Matt Carey

Financial Planning Professional

Matt Carey is the co-founder and CEO of Blueprint Income. He believes in the power of technology to make retirement simpler.
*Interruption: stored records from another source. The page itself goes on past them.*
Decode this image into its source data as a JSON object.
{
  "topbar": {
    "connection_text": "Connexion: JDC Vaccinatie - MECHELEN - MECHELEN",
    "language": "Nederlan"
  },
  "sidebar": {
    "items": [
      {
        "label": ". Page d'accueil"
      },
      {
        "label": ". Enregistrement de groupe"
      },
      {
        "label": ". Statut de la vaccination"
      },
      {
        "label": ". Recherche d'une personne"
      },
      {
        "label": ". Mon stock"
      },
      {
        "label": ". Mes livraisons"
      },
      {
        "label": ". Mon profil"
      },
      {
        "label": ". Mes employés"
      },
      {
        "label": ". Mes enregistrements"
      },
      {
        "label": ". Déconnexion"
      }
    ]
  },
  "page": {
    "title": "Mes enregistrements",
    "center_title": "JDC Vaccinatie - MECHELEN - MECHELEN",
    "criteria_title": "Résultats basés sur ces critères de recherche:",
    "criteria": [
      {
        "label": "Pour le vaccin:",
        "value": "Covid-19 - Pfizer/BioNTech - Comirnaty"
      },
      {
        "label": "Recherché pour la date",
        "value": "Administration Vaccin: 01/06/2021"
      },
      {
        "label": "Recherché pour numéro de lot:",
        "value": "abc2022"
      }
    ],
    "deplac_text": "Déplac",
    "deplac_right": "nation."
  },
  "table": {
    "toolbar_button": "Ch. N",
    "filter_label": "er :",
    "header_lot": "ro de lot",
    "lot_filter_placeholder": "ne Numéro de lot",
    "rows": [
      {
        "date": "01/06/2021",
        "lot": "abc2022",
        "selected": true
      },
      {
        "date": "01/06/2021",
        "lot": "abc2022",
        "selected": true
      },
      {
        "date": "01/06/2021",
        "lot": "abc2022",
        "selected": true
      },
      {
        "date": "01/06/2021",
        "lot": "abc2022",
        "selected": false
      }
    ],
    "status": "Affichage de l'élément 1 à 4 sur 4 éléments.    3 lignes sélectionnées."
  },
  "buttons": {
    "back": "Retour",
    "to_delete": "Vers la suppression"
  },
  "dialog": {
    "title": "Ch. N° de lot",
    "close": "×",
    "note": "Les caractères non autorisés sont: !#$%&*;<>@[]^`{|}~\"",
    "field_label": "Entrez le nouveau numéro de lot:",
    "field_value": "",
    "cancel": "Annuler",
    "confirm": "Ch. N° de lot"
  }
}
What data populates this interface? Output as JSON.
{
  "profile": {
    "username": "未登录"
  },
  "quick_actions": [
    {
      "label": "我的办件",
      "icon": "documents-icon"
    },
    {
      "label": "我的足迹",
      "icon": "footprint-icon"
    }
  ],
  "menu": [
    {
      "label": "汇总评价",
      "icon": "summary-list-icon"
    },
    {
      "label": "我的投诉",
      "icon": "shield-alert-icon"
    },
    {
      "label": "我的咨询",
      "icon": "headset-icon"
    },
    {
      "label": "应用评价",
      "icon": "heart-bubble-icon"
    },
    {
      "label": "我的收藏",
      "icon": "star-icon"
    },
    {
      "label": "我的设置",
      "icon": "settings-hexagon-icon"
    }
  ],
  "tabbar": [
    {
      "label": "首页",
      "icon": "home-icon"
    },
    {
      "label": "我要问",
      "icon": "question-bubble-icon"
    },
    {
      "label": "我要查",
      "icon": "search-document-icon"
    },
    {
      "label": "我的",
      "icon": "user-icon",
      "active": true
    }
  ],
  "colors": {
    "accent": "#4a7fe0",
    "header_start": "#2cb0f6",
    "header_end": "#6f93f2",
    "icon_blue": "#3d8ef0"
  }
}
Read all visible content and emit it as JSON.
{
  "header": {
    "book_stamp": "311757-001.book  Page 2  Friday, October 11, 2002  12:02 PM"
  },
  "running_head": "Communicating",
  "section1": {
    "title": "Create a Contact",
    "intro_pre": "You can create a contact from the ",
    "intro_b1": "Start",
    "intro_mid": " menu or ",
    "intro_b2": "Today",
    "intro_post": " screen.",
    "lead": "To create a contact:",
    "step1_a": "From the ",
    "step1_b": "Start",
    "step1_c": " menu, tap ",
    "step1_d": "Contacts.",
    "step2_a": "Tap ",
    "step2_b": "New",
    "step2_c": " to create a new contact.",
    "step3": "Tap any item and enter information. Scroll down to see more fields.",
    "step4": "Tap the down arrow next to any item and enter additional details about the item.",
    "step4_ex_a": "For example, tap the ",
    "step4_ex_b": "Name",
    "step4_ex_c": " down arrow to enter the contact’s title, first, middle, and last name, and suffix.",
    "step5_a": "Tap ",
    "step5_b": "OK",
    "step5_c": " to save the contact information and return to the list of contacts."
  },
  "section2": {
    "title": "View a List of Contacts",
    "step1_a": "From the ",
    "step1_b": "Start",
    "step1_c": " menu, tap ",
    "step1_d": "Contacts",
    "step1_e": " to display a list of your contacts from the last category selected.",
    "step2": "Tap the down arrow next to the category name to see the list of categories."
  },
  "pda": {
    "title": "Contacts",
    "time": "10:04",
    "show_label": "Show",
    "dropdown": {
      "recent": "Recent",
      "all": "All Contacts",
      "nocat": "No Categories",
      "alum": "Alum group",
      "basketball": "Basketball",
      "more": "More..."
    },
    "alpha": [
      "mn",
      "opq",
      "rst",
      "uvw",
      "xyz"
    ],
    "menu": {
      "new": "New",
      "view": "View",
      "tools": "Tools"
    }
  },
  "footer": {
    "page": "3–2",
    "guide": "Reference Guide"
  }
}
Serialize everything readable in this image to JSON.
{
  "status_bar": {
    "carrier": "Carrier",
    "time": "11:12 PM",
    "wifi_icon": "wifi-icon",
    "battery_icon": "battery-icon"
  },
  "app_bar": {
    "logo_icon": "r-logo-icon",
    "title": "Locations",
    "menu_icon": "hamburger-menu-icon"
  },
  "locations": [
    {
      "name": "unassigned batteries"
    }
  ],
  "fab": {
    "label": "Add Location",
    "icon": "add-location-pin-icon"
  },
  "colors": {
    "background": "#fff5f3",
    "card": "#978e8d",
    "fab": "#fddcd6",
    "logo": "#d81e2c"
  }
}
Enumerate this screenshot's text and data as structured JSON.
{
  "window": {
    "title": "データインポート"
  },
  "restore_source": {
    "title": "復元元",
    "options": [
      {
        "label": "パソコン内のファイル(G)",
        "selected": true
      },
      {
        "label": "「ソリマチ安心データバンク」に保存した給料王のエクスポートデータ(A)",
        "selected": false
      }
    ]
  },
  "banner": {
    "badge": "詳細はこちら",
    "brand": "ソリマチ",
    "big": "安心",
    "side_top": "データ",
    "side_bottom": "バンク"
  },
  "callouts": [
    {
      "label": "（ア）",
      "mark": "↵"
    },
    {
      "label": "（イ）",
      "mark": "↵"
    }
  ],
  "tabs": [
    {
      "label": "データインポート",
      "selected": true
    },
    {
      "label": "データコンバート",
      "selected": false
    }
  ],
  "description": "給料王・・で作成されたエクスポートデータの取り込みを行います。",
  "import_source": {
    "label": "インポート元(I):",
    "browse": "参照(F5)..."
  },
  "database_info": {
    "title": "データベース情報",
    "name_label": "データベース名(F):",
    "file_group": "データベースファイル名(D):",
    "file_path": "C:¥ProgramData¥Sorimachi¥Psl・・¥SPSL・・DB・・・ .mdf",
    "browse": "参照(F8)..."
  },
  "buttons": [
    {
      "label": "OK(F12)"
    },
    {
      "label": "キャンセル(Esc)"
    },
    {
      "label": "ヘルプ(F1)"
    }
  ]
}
Matt is a regular contributor to and has been quoted in both the New York Times and Morningstar.